- _Work to be completed_
Filter the records, keeping every line that has the string "Knowledge".
BEGIN
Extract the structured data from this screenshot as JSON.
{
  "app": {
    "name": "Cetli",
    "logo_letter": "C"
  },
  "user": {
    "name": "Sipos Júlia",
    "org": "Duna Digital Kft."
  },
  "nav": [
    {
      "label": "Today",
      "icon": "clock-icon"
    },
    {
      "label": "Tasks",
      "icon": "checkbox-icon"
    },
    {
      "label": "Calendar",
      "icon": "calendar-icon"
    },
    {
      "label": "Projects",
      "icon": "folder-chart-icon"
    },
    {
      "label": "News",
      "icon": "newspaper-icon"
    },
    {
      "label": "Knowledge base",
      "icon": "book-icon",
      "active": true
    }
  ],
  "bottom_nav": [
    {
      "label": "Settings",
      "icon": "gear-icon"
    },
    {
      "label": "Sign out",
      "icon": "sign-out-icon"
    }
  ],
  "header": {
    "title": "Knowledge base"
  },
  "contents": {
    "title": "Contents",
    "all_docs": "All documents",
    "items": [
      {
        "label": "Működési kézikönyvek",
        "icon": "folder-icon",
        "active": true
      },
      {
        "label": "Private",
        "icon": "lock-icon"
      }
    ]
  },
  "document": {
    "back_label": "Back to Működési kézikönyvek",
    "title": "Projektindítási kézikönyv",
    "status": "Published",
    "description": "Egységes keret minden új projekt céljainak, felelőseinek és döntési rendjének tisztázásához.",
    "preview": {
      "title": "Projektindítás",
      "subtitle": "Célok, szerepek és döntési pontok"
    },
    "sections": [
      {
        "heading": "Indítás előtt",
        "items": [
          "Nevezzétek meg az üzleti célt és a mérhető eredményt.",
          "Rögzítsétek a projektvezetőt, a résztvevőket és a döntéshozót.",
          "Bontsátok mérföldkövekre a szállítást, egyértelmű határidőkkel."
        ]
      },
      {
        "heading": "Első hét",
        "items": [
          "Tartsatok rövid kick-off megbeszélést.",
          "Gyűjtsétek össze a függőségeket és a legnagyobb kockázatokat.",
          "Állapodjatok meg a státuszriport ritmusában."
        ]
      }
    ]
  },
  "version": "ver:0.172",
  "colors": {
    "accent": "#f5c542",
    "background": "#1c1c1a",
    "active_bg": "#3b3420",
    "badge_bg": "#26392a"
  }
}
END
- _Answer for the task_
      "label": "Knowledge base",
    "title": "Knowledge base"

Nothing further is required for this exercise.